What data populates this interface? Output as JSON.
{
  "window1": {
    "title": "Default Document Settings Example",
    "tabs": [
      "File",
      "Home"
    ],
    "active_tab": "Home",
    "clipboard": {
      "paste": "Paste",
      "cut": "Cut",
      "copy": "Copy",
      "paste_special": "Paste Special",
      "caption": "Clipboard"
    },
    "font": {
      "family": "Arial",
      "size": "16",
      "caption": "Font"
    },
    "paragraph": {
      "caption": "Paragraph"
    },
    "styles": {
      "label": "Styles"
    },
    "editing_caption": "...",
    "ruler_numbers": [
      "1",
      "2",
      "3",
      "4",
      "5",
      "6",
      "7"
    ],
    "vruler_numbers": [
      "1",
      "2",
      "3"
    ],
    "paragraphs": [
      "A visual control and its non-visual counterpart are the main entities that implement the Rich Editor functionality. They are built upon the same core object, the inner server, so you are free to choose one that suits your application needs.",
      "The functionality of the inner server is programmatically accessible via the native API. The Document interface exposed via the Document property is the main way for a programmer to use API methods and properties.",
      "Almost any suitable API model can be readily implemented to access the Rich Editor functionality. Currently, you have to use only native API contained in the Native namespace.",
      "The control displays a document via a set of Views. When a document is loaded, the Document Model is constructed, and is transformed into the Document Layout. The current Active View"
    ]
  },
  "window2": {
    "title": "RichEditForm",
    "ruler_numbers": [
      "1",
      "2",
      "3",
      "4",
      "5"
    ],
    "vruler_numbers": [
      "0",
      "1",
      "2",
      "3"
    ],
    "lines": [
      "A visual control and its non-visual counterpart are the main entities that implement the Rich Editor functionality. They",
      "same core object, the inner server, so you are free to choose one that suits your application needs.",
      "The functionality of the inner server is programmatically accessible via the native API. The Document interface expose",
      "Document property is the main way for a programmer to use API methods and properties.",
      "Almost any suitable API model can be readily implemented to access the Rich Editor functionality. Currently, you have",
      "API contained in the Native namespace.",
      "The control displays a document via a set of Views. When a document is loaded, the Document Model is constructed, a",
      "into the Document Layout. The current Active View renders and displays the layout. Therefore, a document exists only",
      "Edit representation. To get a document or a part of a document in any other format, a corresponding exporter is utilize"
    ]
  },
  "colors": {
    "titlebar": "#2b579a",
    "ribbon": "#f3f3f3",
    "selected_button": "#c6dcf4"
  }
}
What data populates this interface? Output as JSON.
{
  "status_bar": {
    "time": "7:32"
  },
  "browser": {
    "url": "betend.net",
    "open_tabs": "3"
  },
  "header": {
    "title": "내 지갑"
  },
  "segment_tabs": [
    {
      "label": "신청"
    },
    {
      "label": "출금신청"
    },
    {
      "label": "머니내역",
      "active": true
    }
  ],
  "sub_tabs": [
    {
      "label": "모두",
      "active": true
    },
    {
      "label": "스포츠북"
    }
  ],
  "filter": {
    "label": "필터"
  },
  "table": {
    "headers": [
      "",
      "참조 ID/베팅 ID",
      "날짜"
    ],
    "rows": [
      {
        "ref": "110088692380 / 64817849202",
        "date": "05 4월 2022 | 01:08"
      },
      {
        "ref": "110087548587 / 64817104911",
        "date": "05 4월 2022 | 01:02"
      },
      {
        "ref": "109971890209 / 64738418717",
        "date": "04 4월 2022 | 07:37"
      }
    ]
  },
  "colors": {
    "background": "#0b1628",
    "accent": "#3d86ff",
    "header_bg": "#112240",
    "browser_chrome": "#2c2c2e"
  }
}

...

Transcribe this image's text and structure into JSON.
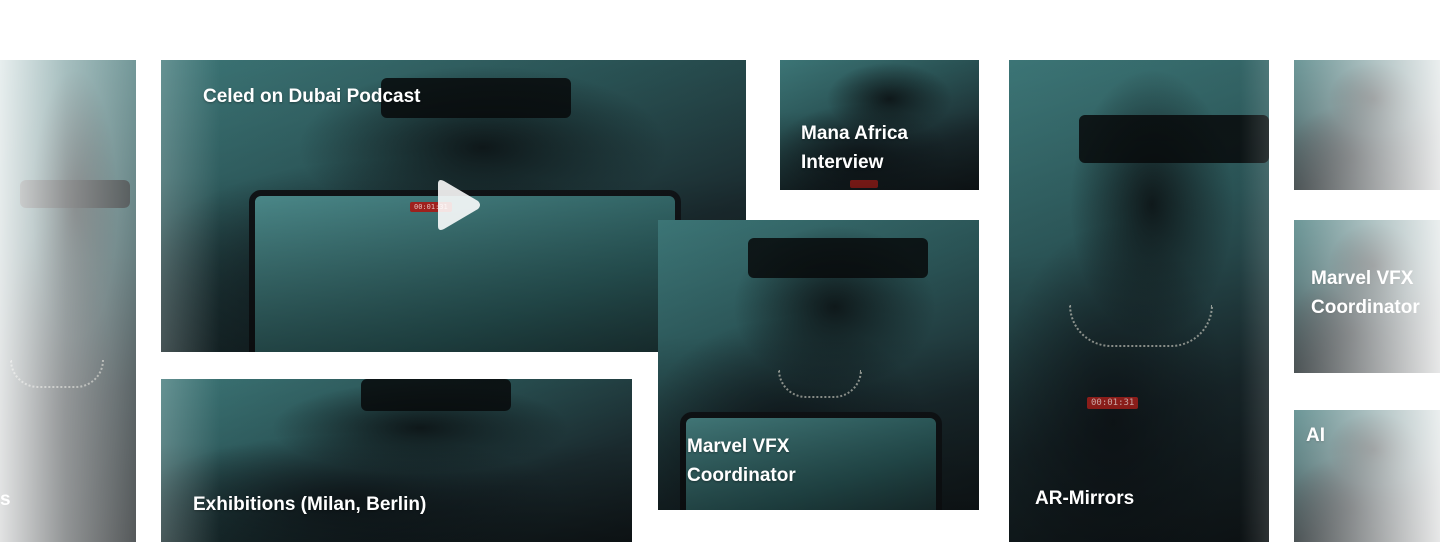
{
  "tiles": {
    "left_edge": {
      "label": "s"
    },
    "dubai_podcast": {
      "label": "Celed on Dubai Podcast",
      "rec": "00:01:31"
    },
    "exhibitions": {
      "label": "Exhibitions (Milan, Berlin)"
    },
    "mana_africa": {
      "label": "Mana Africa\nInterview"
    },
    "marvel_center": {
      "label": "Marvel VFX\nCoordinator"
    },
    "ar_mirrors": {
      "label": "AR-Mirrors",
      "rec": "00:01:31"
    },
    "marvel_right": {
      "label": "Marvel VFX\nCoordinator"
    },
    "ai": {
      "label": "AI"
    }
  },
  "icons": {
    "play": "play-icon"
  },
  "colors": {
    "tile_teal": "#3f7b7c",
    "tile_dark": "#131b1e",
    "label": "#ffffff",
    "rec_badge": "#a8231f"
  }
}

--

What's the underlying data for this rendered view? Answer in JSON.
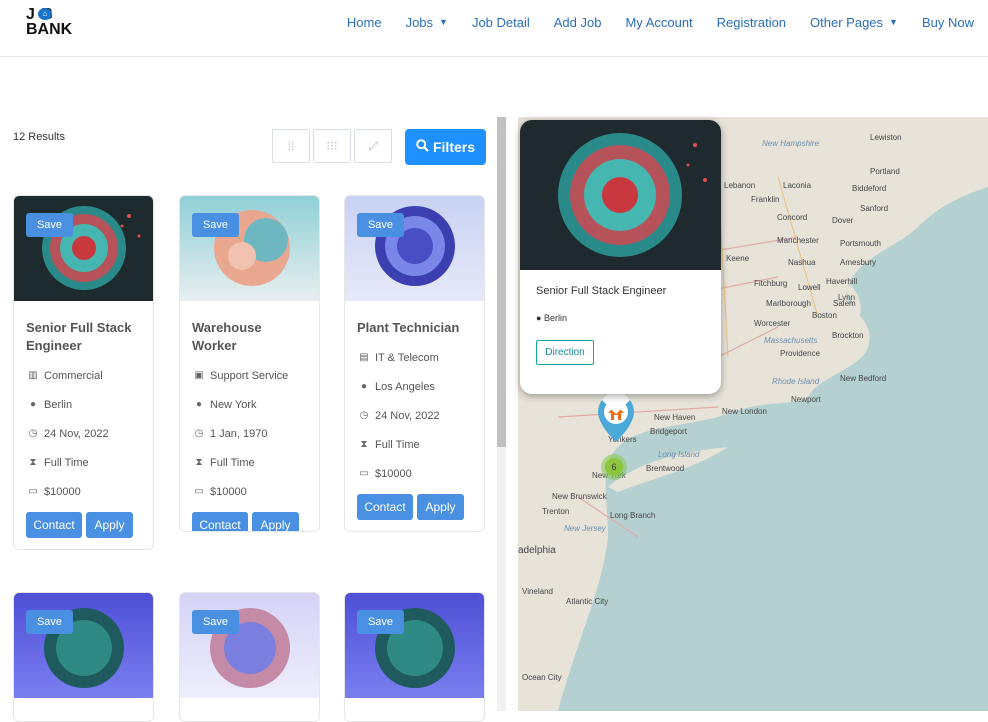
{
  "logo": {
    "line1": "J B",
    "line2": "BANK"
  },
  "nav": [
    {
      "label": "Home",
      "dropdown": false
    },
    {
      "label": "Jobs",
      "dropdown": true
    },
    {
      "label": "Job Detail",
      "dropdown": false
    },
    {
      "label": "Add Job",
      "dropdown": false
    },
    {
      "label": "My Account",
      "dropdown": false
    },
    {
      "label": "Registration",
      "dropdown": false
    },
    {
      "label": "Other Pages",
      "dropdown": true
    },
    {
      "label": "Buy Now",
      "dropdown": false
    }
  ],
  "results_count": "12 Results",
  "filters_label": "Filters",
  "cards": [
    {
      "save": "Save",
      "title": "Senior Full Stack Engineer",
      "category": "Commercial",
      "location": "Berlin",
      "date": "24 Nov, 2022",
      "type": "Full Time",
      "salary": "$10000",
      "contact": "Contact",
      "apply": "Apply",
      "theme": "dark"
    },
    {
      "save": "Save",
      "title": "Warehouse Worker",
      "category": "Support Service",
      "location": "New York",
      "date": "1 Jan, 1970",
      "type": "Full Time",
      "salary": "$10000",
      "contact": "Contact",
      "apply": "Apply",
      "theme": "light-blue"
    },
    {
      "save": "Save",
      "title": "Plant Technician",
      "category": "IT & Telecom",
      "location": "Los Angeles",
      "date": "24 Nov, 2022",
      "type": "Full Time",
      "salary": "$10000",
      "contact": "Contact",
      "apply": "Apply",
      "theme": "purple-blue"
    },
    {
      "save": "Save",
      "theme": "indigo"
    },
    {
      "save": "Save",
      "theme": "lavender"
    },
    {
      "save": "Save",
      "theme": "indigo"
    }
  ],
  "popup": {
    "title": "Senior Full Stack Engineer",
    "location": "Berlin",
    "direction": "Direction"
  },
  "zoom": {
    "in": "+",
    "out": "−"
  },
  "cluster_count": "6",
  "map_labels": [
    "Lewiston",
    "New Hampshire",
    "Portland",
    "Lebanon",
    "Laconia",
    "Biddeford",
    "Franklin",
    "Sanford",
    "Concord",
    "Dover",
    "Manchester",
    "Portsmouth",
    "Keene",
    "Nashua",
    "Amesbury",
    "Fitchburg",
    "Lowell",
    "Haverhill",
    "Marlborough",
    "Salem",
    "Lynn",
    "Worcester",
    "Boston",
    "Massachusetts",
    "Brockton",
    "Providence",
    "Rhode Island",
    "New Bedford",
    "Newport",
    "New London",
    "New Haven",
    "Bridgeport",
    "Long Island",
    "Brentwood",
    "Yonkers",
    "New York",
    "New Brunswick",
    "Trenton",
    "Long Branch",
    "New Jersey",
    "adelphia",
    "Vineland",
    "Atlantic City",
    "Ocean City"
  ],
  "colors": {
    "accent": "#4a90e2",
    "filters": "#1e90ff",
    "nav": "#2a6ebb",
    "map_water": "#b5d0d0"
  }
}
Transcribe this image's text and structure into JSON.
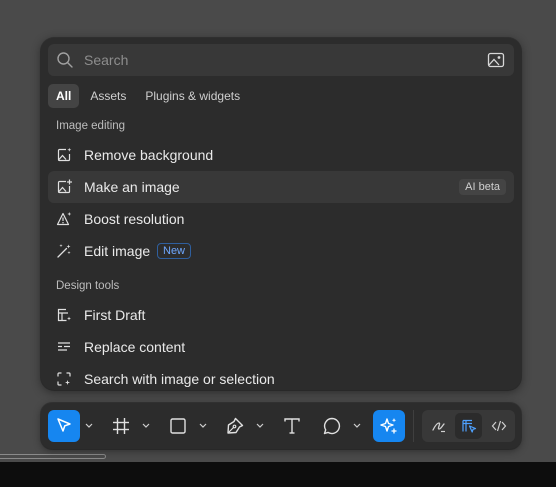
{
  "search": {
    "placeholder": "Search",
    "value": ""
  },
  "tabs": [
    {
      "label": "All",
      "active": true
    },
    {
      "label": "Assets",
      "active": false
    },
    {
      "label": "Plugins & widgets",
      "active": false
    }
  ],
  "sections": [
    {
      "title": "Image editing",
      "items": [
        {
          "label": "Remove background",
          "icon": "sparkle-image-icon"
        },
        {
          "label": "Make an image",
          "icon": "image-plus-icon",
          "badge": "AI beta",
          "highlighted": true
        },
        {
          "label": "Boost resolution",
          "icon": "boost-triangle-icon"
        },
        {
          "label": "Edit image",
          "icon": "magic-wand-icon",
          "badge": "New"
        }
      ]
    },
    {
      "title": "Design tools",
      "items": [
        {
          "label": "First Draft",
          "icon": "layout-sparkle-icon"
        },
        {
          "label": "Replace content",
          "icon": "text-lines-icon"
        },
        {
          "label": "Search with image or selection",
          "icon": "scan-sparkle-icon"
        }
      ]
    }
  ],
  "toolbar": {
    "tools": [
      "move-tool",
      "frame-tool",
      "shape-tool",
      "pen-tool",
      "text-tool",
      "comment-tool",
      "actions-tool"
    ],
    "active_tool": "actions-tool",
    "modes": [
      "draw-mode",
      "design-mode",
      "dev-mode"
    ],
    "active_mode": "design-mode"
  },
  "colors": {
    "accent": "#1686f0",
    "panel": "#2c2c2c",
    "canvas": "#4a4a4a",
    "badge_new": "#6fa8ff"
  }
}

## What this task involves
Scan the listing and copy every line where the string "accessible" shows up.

## Written reply
      "The functionality of the inner server is programmatically accessible via the native API. The Document interface exposed via the Document property is the main way for a programmer to use API methods and properties.",
      "The functionality of the inner server is programmatically accessible via the native API. The Document interface expose",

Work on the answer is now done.